The answer must consist of every line in the records below that contains the string "logo".
*** Opening of Given data ***
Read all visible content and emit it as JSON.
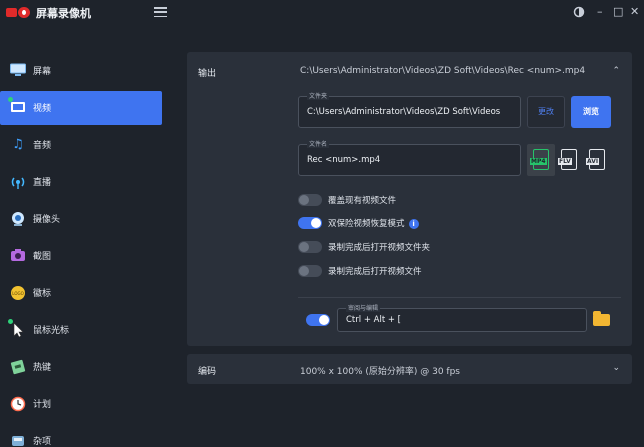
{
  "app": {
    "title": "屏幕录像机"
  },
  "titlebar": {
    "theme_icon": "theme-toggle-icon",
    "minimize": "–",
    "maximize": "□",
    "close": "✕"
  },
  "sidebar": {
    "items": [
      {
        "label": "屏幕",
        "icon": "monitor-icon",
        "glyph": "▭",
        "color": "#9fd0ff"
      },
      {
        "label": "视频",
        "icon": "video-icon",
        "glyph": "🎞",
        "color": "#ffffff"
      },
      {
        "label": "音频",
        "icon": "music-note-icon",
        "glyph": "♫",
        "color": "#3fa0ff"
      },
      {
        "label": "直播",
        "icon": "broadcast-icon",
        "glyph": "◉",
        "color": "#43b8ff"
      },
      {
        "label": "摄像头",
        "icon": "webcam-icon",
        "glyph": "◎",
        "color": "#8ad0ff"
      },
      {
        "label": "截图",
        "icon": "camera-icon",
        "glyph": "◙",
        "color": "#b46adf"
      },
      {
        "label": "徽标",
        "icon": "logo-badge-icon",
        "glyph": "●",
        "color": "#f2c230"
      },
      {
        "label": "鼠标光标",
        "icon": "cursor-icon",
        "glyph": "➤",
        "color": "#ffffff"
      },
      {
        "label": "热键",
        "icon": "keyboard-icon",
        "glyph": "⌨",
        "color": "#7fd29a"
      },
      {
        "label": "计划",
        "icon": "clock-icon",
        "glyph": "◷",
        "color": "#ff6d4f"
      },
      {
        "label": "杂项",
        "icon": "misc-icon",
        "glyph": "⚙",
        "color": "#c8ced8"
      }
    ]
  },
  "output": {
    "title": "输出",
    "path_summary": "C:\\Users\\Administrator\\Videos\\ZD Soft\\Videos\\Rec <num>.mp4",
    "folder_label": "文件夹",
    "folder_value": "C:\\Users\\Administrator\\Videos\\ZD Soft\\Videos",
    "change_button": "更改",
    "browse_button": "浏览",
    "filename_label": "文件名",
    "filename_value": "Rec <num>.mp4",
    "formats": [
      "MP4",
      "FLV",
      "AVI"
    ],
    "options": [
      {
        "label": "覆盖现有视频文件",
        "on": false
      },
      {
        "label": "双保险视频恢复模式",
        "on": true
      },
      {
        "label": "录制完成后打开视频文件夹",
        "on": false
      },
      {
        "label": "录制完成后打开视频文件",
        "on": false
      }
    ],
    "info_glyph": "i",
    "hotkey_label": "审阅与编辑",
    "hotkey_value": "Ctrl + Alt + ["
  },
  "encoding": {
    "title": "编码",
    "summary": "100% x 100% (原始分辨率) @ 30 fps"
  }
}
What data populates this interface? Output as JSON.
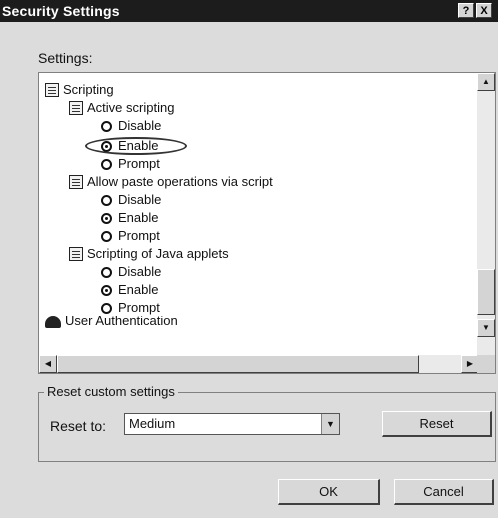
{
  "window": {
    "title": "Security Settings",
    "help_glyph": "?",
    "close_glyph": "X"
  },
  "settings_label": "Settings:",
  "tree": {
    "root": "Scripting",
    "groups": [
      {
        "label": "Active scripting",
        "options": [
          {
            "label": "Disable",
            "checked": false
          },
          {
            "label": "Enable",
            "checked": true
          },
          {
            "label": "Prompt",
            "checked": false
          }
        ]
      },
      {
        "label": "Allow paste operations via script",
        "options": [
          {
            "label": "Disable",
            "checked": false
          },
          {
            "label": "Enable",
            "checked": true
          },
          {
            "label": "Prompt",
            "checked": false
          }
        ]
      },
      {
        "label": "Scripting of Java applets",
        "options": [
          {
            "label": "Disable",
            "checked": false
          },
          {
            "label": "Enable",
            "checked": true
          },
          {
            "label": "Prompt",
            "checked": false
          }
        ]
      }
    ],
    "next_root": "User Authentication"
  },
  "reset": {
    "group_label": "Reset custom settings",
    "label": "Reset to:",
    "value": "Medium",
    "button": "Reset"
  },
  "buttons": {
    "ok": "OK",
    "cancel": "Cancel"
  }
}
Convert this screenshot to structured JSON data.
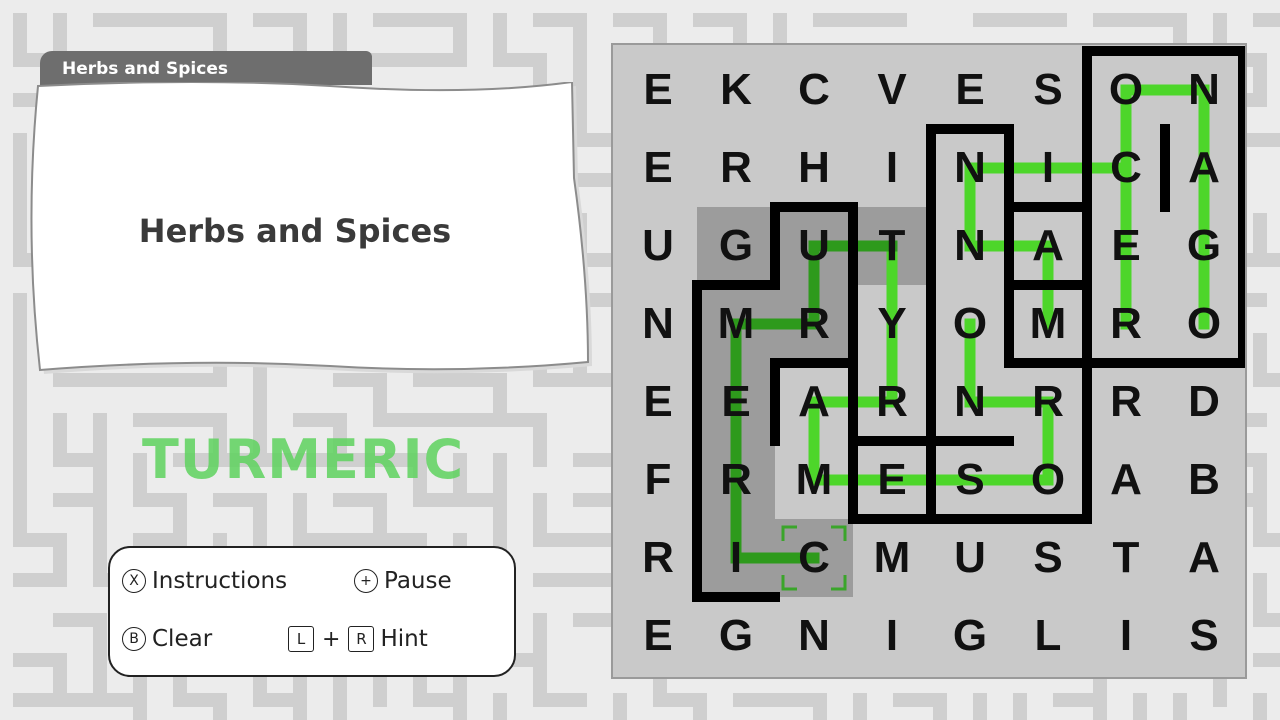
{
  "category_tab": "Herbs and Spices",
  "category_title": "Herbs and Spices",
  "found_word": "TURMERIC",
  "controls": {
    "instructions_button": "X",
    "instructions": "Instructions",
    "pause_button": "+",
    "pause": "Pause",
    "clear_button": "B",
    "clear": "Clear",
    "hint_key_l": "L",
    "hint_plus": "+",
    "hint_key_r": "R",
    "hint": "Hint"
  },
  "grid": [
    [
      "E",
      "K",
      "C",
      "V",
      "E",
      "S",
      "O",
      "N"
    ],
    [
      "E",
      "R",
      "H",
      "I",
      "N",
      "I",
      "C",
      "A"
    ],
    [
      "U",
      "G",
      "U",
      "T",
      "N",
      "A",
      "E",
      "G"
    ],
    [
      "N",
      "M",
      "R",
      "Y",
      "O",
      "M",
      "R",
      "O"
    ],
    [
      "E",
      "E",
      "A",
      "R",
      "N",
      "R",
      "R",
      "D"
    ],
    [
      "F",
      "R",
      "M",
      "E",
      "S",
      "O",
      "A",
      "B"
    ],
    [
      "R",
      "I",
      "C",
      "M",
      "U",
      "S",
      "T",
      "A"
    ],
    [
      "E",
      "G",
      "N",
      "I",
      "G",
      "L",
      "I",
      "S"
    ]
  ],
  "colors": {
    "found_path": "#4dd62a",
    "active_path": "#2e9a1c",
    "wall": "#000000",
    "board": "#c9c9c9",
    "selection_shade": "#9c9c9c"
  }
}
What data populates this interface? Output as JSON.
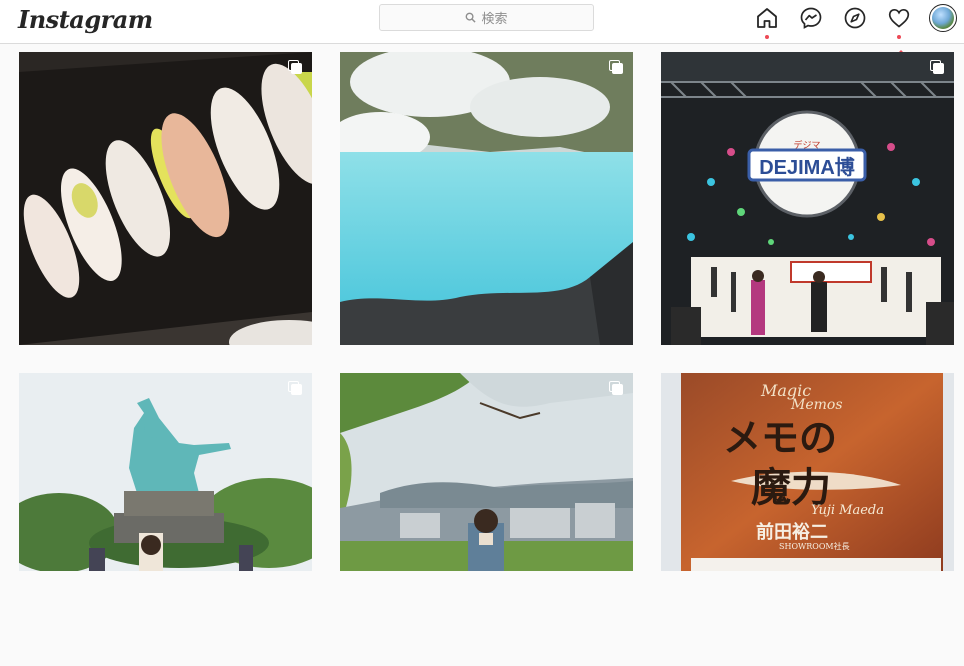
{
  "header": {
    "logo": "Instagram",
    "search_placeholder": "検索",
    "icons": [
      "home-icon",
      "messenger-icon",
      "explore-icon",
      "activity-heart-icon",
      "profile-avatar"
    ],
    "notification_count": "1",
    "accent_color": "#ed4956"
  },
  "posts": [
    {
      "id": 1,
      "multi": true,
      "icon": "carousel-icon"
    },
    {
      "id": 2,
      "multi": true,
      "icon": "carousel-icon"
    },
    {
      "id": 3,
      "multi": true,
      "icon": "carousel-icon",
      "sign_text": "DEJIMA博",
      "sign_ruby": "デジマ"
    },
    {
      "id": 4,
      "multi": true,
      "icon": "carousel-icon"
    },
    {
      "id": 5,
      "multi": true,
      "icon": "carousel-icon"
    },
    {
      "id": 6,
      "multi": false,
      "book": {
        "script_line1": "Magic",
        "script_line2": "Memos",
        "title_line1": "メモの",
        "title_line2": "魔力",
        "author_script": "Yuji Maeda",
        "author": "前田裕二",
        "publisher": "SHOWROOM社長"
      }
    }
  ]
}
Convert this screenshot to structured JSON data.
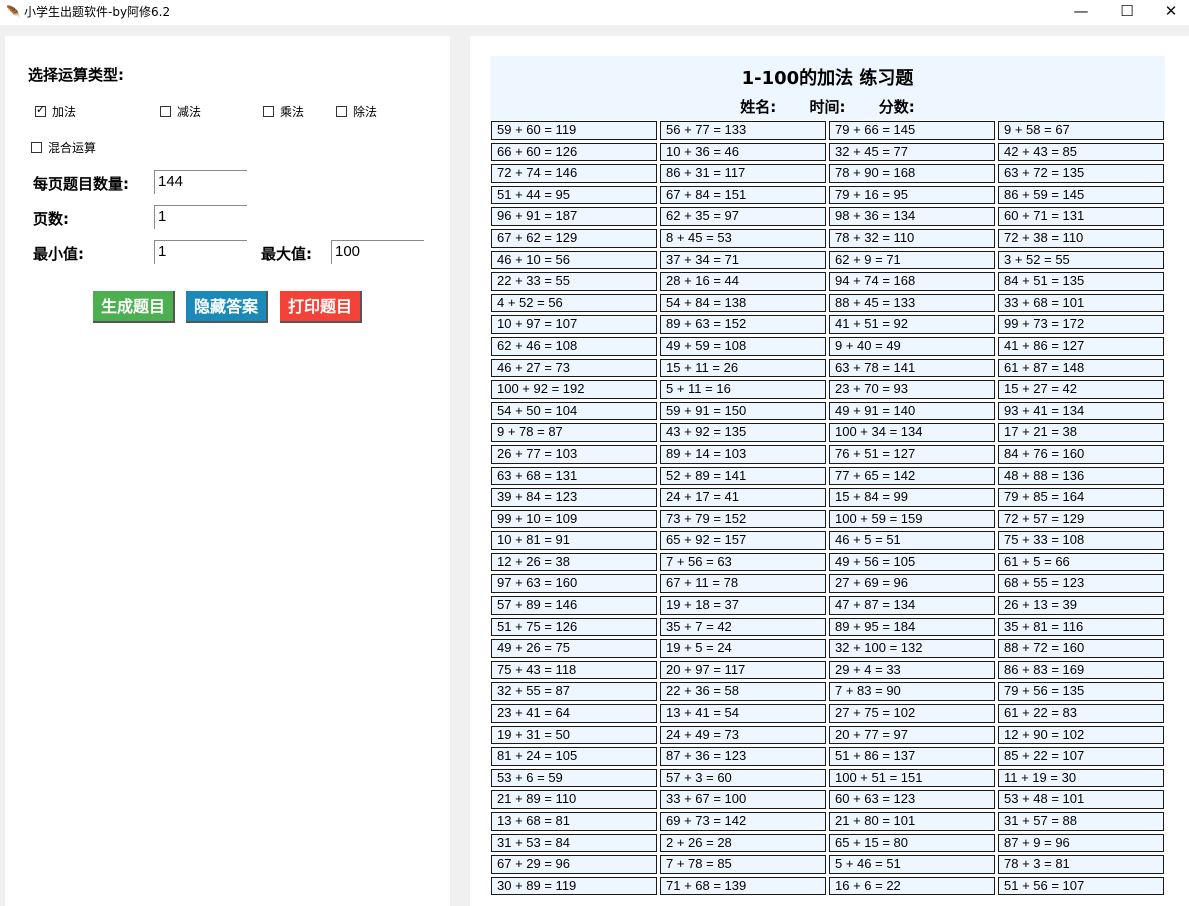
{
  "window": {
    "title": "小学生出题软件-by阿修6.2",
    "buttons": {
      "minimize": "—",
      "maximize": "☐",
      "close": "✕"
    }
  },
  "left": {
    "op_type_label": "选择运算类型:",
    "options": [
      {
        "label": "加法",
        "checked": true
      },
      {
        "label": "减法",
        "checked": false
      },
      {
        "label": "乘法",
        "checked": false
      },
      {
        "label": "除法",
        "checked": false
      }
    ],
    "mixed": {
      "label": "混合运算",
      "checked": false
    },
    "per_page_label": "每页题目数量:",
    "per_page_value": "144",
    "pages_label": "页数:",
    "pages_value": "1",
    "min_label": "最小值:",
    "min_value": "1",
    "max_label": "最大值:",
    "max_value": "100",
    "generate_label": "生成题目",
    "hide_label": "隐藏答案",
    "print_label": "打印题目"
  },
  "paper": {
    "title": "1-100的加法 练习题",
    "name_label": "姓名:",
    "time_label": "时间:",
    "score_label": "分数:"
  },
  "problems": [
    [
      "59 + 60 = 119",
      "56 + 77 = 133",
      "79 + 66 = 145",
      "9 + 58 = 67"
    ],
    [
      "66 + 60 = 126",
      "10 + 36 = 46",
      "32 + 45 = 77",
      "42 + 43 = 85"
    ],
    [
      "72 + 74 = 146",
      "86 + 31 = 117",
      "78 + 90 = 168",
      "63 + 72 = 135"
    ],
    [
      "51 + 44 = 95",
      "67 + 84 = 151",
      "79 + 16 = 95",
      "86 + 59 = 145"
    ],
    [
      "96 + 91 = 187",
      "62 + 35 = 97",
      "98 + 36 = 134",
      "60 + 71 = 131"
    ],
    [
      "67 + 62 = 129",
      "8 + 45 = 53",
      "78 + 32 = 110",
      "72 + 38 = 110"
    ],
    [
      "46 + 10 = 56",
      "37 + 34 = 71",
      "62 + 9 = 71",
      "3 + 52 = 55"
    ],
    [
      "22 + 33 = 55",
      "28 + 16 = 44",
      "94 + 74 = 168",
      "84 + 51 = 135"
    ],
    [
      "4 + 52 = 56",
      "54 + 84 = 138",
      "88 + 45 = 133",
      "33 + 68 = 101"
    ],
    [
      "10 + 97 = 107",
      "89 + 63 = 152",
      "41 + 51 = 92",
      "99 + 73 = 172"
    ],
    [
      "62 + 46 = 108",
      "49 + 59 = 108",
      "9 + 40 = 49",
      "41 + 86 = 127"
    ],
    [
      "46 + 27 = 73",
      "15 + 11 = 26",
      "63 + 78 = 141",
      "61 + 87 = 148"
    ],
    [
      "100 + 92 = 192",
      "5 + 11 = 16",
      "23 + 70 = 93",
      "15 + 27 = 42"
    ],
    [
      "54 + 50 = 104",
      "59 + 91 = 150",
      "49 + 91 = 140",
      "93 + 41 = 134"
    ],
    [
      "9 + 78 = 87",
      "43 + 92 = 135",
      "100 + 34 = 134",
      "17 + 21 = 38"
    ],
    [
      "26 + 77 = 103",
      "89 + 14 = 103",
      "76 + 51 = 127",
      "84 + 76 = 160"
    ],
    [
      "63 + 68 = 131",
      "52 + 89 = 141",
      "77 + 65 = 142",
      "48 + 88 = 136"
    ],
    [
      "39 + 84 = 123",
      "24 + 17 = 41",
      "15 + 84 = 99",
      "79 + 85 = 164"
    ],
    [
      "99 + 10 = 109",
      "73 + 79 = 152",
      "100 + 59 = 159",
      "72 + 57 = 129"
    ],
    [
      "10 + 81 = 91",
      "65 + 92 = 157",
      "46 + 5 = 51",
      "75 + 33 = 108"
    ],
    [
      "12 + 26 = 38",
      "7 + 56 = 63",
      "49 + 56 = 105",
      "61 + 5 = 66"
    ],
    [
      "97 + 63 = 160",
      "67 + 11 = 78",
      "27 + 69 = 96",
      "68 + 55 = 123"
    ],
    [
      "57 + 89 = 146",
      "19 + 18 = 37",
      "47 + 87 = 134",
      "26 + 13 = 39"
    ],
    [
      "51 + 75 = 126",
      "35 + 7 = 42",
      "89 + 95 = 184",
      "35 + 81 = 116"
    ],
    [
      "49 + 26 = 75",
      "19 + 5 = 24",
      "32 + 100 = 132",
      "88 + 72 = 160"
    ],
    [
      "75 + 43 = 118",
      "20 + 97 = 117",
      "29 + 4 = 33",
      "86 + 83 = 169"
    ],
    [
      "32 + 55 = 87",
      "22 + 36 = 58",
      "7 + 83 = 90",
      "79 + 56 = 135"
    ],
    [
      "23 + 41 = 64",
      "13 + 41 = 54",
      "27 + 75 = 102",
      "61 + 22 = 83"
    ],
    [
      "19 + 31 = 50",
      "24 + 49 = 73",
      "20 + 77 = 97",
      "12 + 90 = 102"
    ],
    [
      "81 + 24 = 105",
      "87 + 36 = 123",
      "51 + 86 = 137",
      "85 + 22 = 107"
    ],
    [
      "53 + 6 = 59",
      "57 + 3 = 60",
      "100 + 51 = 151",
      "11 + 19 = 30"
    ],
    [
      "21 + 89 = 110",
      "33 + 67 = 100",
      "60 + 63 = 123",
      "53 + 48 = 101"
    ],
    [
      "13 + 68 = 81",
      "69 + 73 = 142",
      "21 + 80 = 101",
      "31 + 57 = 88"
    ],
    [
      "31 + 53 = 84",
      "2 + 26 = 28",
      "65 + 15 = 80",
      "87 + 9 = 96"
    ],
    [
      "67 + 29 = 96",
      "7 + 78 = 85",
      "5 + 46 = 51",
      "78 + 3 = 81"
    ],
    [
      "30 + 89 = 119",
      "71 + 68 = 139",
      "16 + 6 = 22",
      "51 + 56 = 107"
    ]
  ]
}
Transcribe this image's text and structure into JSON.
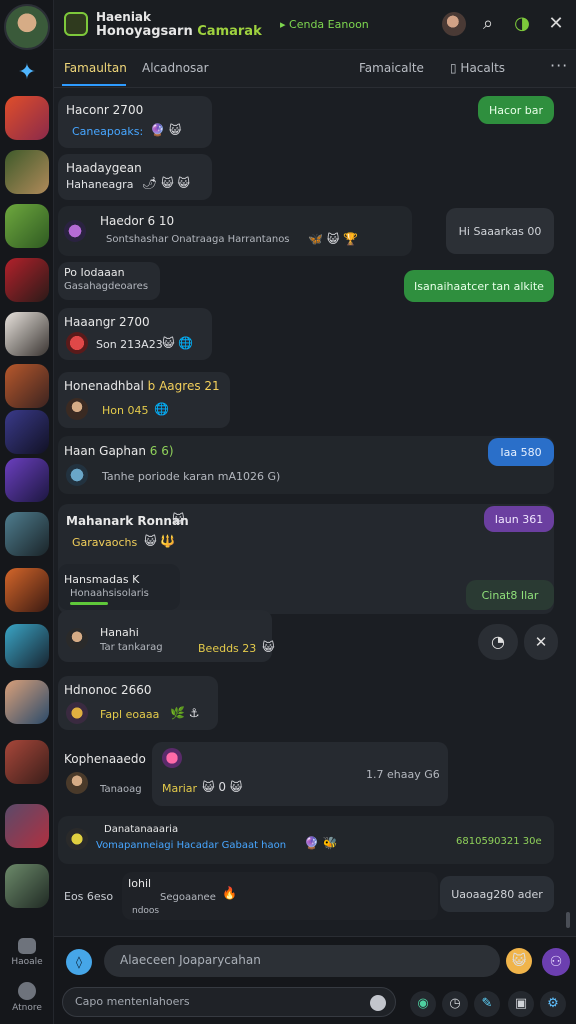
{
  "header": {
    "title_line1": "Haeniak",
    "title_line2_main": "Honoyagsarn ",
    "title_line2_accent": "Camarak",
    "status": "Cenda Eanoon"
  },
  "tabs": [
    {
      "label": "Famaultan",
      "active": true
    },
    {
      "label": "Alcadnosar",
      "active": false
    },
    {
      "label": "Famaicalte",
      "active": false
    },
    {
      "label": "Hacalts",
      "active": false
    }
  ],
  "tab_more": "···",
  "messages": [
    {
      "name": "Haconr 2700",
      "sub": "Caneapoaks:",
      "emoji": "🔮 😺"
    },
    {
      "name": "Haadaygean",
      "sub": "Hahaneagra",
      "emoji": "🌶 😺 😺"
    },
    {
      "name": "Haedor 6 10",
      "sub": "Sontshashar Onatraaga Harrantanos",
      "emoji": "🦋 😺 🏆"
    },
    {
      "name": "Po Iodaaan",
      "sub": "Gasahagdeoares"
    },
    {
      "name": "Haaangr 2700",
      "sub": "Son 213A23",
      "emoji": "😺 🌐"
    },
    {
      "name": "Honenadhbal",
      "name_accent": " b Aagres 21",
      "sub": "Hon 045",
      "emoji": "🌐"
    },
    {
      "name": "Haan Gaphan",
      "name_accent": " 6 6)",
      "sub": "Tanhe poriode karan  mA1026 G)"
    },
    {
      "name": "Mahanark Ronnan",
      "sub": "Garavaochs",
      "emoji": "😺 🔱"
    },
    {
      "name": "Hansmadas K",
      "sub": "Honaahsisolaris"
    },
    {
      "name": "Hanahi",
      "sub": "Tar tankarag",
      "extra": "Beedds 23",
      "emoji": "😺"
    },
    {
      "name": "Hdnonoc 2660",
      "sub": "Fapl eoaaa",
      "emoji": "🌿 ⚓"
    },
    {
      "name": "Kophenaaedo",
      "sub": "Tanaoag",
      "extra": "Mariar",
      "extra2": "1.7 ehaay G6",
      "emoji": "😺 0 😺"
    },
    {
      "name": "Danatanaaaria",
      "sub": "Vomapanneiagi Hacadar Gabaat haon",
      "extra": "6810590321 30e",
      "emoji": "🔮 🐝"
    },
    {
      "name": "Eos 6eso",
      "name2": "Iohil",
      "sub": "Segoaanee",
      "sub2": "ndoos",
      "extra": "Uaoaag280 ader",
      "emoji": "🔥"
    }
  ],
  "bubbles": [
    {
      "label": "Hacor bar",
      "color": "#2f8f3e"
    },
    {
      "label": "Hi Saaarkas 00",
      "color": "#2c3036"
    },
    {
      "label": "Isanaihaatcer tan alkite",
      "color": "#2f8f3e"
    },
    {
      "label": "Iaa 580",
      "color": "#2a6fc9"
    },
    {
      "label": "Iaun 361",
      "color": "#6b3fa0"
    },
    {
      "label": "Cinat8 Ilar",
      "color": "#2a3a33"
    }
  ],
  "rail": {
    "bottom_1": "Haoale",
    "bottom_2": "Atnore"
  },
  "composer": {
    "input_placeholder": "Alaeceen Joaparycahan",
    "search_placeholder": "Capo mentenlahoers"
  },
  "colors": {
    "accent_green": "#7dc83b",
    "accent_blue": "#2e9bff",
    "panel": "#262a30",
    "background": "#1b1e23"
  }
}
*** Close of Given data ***
* Your solution:
        "icon": "logo-badge-icon",
    "logo": "Instagram",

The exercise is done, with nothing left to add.